The scene underscores the strength and realism of A Star Is Born, the well-worn love story of two musicians whose trajectories could not be more opposite.

Cooper, who directed, produced, co-wrote and even composed some of the music, plays Jackson Maine, a singer-songwriter whose love of intoxicants has eclipsed his love of music. He crosses paths with unknown talent Ally (a sublime Lady Gaga) who doesn’t share Jack’s grim worldview. He’s drawn to her innocence and prodigious talent, she to his conflicted heart and troubled brilliance.

Given Hollywood’s spotty track record with remakes, Star could have easily come off the rails. But like Ben Affleck (another actor who made an impressive directorial debut with Gone Baby Gone), Cooper has clearly paid attention to the skilled directors who helmed his earlier films, such as David O. Russell (American Hustle, Silver Linings Playbook) and Clint Eastwood (American Sniper). Like those filmmakers, Cooper opts for story over spectacle.

Cooper even abandons the meet-cute cliche of so many star-crossed romances. After a festival concert, Jack bumps into Ally, who performs in a dingy drag bar. Cooper and Gaga have palpable chemistry; Gaga, in particular, demonstrates an inhibition you’d never expect from a real pop star. But their attraction is authentic: snarky, sarcastic, sexy, sincere and ultimately inescapable. Jack  invites Ally to a concert and drags her on stage to sing her song, “Shallow.” When someone films the recording and creates a viral video, Ally’s career begins a meteoric ascent. The first hour of Star imagines the first year of stardom: jet-set living, photo shoots, celebrity run-ins, adoring fans.

But what makes Star sing is that the movie is perpetually surprising us. This is a musical for audiences who don’t care for musicals, a funny romance for those averse to love stories. Particularly effective are Cooper’s daring casting choices: Andrew Dice Clay and Dave Chappelle as everyday guys who wouldn’t know what to do with stardom if they found it.

The true surprise, though, is Gaga. She could have been used as a gimmick to lure young audiences. But, when stripped of the makeup, wigs and wild costumes, Gaga proves to be an actress with serious chops — and a voice to boot. Her tears seem genuine, her anger authentic, her reticence realistic. She would have been right for this role without the built-in celebrity draw.

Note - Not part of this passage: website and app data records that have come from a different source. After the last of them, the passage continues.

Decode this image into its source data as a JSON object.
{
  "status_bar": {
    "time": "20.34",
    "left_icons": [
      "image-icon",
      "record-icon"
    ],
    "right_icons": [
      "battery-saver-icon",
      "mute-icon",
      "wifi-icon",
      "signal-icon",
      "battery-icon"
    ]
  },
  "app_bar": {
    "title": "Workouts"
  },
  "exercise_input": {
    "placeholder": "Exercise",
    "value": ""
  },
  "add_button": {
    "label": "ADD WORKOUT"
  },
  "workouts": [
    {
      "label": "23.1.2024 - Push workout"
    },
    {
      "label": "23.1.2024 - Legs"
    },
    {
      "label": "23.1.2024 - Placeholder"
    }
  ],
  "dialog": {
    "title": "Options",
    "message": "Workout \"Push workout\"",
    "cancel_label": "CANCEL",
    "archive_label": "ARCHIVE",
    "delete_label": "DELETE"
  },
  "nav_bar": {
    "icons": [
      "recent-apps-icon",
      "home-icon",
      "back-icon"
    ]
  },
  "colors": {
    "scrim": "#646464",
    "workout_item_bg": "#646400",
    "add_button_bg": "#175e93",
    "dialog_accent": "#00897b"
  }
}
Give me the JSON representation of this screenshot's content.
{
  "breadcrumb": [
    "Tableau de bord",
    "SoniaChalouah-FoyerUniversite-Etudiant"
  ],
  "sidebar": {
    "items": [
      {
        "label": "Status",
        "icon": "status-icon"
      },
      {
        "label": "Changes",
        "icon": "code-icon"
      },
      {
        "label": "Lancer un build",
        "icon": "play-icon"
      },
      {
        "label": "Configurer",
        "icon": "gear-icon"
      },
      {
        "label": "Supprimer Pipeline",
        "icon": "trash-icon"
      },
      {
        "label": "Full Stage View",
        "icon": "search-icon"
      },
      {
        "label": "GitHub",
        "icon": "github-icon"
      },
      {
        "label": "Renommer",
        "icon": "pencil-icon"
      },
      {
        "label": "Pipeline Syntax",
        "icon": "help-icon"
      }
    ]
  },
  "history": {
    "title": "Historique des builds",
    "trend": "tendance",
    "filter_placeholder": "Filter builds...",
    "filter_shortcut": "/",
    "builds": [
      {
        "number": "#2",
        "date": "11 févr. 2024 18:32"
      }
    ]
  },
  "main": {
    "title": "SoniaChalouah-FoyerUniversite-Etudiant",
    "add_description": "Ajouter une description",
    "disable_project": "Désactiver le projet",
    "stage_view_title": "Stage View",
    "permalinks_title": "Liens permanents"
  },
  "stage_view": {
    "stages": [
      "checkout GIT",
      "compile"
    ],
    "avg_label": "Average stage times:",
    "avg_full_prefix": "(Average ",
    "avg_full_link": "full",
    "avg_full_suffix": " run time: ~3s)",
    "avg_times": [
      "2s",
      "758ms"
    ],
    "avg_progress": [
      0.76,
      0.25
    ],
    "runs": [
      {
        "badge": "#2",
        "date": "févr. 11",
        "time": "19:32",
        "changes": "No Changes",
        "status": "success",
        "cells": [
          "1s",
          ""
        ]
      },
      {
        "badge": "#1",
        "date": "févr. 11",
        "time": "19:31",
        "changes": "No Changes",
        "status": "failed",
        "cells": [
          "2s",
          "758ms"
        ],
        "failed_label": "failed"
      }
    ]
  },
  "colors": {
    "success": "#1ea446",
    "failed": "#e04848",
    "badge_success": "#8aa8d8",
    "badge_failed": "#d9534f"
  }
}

Still, make no mistake: This is Cooper’s coming-out party. Aside from the acting, producing and writing, Cooper’s music is take-home catchy (both Cooper and Gaga are really performing). Cooper speaks with a grizzled slur that is frighteningly authentic. Jack is loving and jealous, kind and cutting, intoxicated and intoxicating. Cooper has managed the toughest feat in painting anti-heroes: creating lovable jerks. Even his look is mesmerizing: Cooper bears a striking resemblance to Kristofferson — just with more nuanced acting skills. Add to that a touching portrait of Jack’s brother and buddy musician Bobby (Sam Elliott), and you have one of the finest ensemble performances of the year.

The second half of the film falters slightly as Cooper steams toward a finale that has many loose ends to tie up within the movie’s 2-hour, 17-minute runtime. And some of the musically-adorned montages feel a little like the glossier versions of earlier renditions of the film. But the final scene is as powerful as the first, and Star‘s overall impact will stick with audiences for days.

Hollywood inevitably over-hypes the caliber of movies released during the Oscar season. But if A Star is Born is any indication of what’s to come, the hype may be worth it.